The first half focuses on Constitutional History -- how and from whom we got our rule of law and the various illogicalities that occur when regulations are adopted without regard for the intricacies of the society to which they will be applied. While those involved in the legal profession may skip this section, it does educate the ordinary citizen, who may not fully comprehend the history and thought that went into our rules of law. Katju does an excellent job of explaining our Constitution and the importance of the rule of law in any democracy, but it is in the later pages that the book sizzles.
SUPREME COURT AND SUCCESSION OF JUDGES
Part II of Whither The Judiciary focuses on the appointment of judges. Justice Katju is a sharp person. So it’s hard not to see parallels with the news in the first chapter, which attacks “the convention.... to appoint the senior most Judge as the Chief Justice.” The rule, Justice Katju writes, “often leads to undesirable results.”

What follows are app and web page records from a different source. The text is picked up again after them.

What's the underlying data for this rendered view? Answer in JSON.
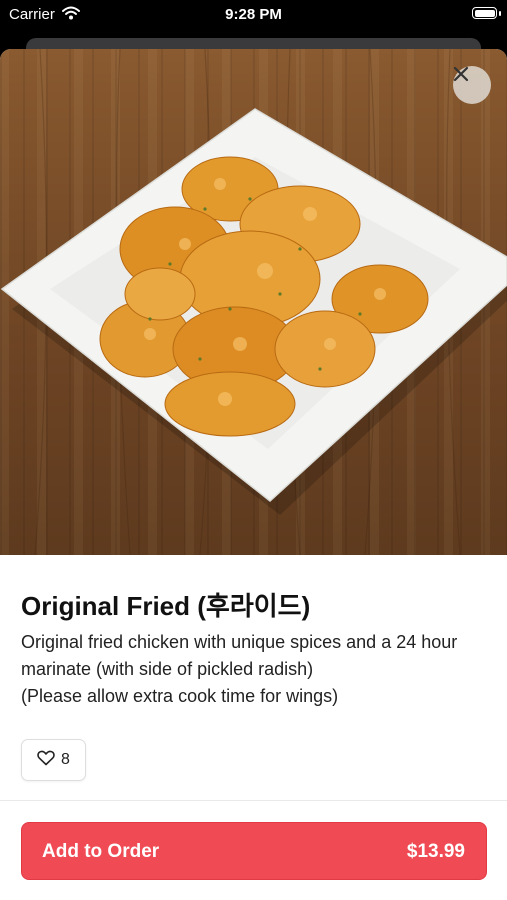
{
  "status_bar": {
    "carrier": "Carrier",
    "time": "9:28 PM"
  },
  "item": {
    "title": "Original Fried (후라이드)",
    "description": "Original fried chicken with unique spices and a 24 hour marinate (with side of pickled radish)\n(Please allow extra cook time for wings)",
    "likes": "8",
    "image_subject": "fried chicken on a white plate on a wooden table"
  },
  "order_button": {
    "label": "Add to Order",
    "price": "$13.99"
  },
  "icons": {
    "close": "close-icon",
    "like": "heart-icon",
    "wifi": "wifi-icon",
    "battery": "battery-icon"
  },
  "colors": {
    "accent": "#f04b55",
    "title_text": "#111111"
  }
}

Never one to point out a problem without offering a solution, his rather tongue-in-cheek alternative is to “supersede” a judge next in line for Chief Justice SC if he’s found to be “a person of integrity, but maybe a mediocre person.”

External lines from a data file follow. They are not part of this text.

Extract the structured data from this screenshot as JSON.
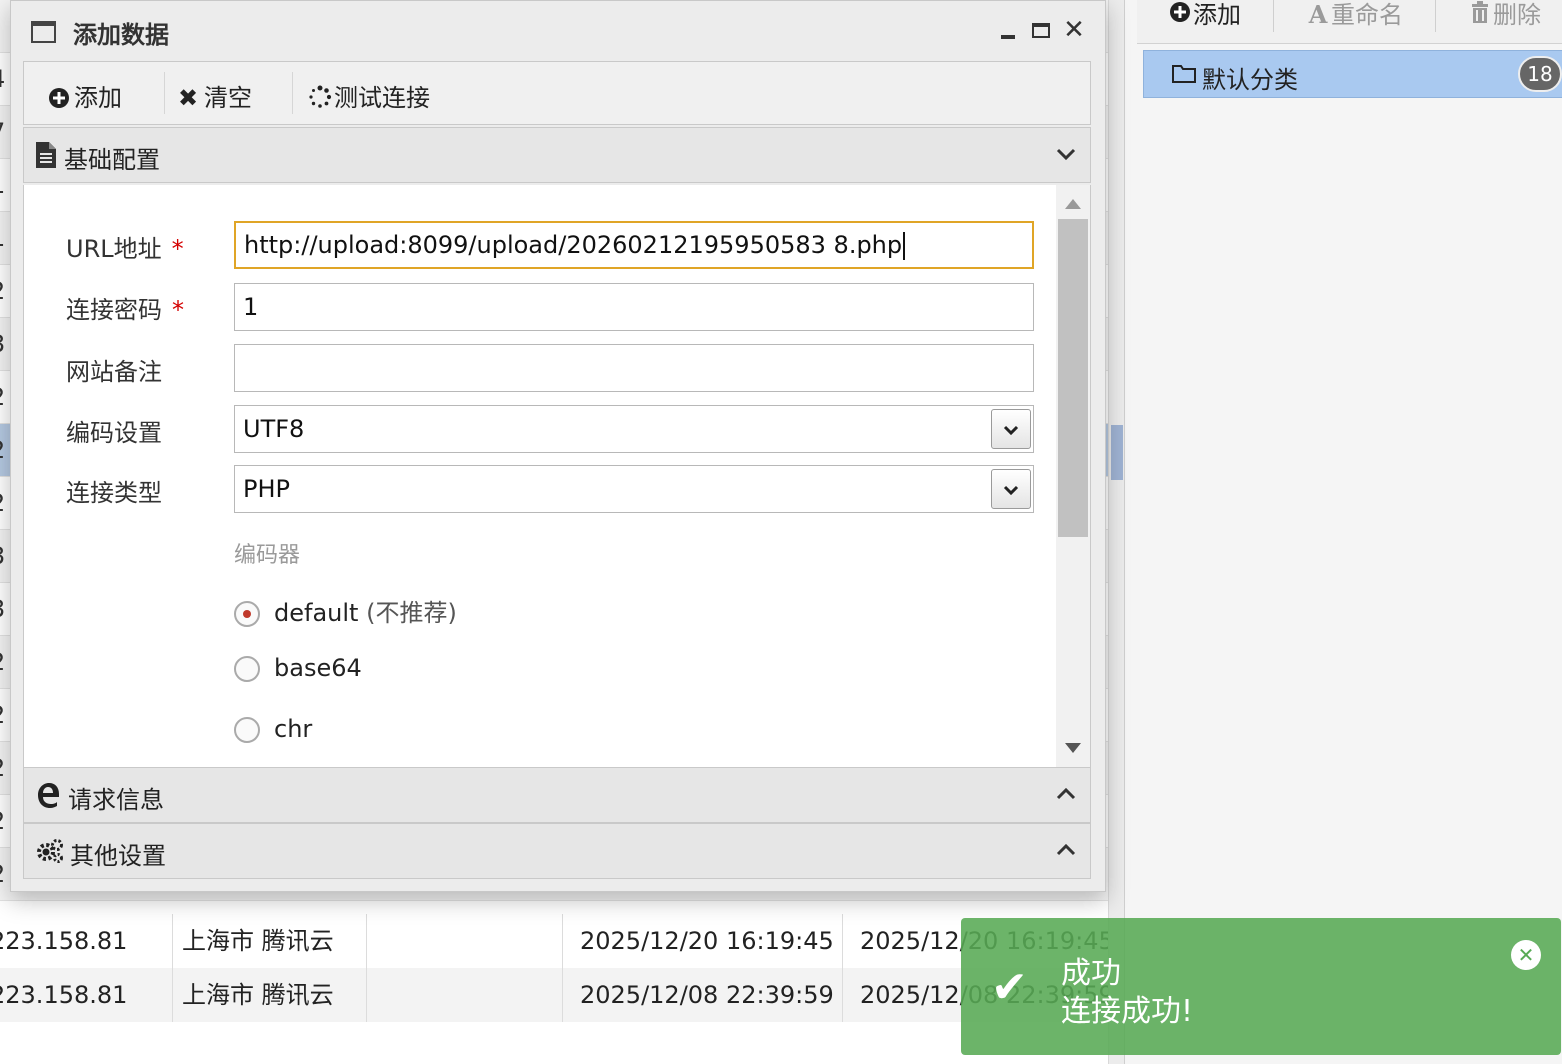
{
  "background_table": {
    "stub_digits": [
      "4",
      "7",
      "1",
      "1",
      "2",
      "3",
      "2",
      "2",
      "2",
      "3",
      "3",
      "2",
      "2",
      "2",
      "2",
      "2",
      "2"
    ],
    "rows": [
      {
        "ip": "223.158.81",
        "location": "上海市 腾讯云",
        "created": "2025/12/20 16:19:45",
        "updated": "2025/12/20 16:19:45"
      },
      {
        "ip": "223.158.81",
        "location": "上海市 腾讯云",
        "created": "2025/12/08 22:39:59",
        "updated": "2025/12/08 22:39:59"
      }
    ]
  },
  "right_panel": {
    "toolbar": {
      "add_label": "添加",
      "rename_label": "重命名",
      "delete_label": "删除"
    },
    "category": {
      "label": "默认分类",
      "count": "18"
    }
  },
  "dialog": {
    "title": "添加数据",
    "toolbar": {
      "add_label": "添加",
      "clear_label": "清空",
      "test_label": "测试连接"
    },
    "sections": {
      "basic": "基础配置",
      "request": "请求信息",
      "other": "其他设置"
    },
    "form": {
      "url_label": "URL地址",
      "url_value": "http://upload:8099/upload/20260212195950583 8.php",
      "password_label": "连接密码",
      "password_value": "1",
      "note_label": "网站备注",
      "note_value": "",
      "encoding_label": "编码设置",
      "encoding_value": "UTF8",
      "type_label": "连接类型",
      "type_value": "PHP",
      "required_mark": "*",
      "encoder_title": "编码器",
      "encoders": [
        {
          "name": "default",
          "note": "(不推荐)",
          "checked": true
        },
        {
          "name": "base64",
          "note": "",
          "checked": false
        },
        {
          "name": "chr",
          "note": "",
          "checked": false
        }
      ]
    }
  },
  "toast": {
    "title": "成功",
    "message": "连接成功!",
    "color": "#58aa54"
  }
}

Pointing out that the Constitution itself does not provide for the convention of passing CJI-ship to the next senior-most judge, Justice Katju states that, “there are many excellent Chief Justices of High Courts that could be appointed directly as CJIs as they deserved the esteemed office.”
This portion also gives a concise factual account of the formation of the Collegium through the Second and Third Judges cases. It points out that “a convention is not a statutory rule and when experience shows it has been having a deleterious effect, it should be given up and a new methodology adopted.”
CONTEMPT OF COURT AND MEDIA GAGS
Though he has never been a fan of the Contempt of Court Act, this is the first book in which Justice Katju lays down the full extent of his scorn for the statute.
He points out that the statute cannot override the Indian people’s fundamental right to expression, even if it is the criticism of the judiciary. Using Jeremy Bentham’s analogy of a “Dog Law”, Justice Katju points out, as many have, that Contempt Law has “no rules, no constraints -- no precise circumstances when the administration of justice is brought into contempt.”
He does, however, offer an example of when there may genuinely be contempt to court: “If someone jumps up on the dais of a court and runs away with the court file or keeps shouting and screaming in court or threatens a party or witness.” These are the only circumstances that Justice Katju believes he would impose contempt. He follows these scenarios with a practical “After all I have to function if I wish to justify my salary.”
Much of the book is a regurgitation of Justice Katju’s well-known judgements. Several articles and op-eds that favour him appear in the manuscript as well. These are excellent opportunities to go through the life’s work of a man who -- whether the reader agrees or not -- believed himself to be upholding justice.
The stories form the best part of the book and include rumours and a few tales unheard even by those in legal circles!
One such story encapsulates the Judiciary and its lofty sense of itself like no other:
A lawyer had two matters simultaneously come up before the Patna High Court and the Allahabad High Court. The former was a more important case, but the judge in the latter court was infamous for not granting adjournments. The worried lawyer approached the court clerk, who told him not to fret. The clerk appeared at the judge’s home the very next morning to inform him that his name, Justice Mushtaq Ahmed, had been misprinted on the cause list as Justice Mushtaq Ahmaq. The difference of alphabet meant the name of the judge had been misprinted to spell ‘fool’. So incensed was the judge that he did not go to court and all cases of the day were adjourned.
Justice Katju reveals the innards of the Indian legal system; the ego, and the ridiculousness that hides behind dark robes and contempt statutes. This book discloses how our legal system runs; an open secret that judges don’t want anyone to know.